** Input follows **

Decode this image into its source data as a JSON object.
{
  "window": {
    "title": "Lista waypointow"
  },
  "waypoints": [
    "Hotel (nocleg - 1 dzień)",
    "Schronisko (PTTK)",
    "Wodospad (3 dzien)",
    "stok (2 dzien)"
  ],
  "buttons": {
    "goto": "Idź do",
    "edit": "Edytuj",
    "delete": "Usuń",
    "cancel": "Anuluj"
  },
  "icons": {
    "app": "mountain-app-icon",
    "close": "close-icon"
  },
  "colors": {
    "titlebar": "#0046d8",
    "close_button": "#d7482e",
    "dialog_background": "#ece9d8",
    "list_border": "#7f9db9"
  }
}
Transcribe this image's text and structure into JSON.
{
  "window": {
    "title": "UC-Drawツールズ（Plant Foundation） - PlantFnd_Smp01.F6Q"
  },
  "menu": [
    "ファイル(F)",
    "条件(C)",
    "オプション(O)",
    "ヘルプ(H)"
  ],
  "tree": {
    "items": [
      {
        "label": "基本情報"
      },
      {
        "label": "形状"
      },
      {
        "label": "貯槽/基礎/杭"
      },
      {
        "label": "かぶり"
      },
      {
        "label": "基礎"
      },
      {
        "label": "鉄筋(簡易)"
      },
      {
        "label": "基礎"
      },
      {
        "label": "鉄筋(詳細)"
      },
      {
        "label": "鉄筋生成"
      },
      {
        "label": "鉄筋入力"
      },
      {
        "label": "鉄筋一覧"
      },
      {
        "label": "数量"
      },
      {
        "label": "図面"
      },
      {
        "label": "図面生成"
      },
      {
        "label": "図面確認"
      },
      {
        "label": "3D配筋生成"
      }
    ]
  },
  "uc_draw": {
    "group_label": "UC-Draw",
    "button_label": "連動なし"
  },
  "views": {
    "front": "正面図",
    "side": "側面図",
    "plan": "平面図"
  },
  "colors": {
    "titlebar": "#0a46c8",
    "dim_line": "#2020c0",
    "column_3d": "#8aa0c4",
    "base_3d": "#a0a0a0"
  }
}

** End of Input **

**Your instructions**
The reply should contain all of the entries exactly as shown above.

**Response area**
Decode this image into its source data as a JSON object.
{
  "window": {
    "title": "Lista waypointow"
  },
  "waypoints": [
    "Hotel (nocleg - 1 dzień)",
    "Schronisko (PTTK)",
    "Wodospad (3 dzien)",
    "stok (2 dzien)"
  ],
  "buttons": {
    "goto": "Idź do",
    "edit": "Edytuj",
    "delete": "Usuń",
    "cancel": "Anuluj"
  },
  "icons": {
    "app": "mountain-app-icon",
    "close": "close-icon"
  },
  "colors": {
    "titlebar": "#0046d8",
    "close_button": "#d7482e",
    "dialog_background": "#ece9d8",
    "list_border": "#7f9db9"
  }
}
Transcribe this image's text and structure into JSON.
{
  "window": {
    "title": "UC-Drawツールズ（Plant Foundation） - PlantFnd_Smp01.F6Q"
  },
  "menu": [
    "ファイル(F)",
    "条件(C)",
    "オプション(O)",
    "ヘルプ(H)"
  ],
  "tree": {
    "items": [
      {
        "label": "基本情報"
      },
      {
        "label": "形状"
      },
      {
        "label": "貯槽/基礎/杭"
      },
      {
        "label": "かぶり"
      },
      {
        "label": "基礎"
      },
      {
        "label": "鉄筋(簡易)"
      },
      {
        "label": "基礎"
      },
      {
        "label": "鉄筋(詳細)"
      },
      {
        "label": "鉄筋生成"
      },
      {
        "label": "鉄筋入力"
      },
      {
        "label": "鉄筋一覧"
      },
      {
        "label": "数量"
      },
      {
        "label": "図面"
      },
      {
        "label": "図面生成"
      },
      {
        "label": "図面確認"
      },
      {
        "label": "3D配筋生成"
      }
    ]
  },
  "uc_draw": {
    "group_label": "UC-Draw",
    "button_label": "連動なし"
  },
  "views": {
    "front": "正面図",
    "side": "側面図",
    "plan": "平面図"
  },
  "colors": {
    "titlebar": "#0a46c8",
    "dim_line": "#2020c0",
    "column_3d": "#8aa0c4",
    "base_3d": "#a0a0a0"
  }
}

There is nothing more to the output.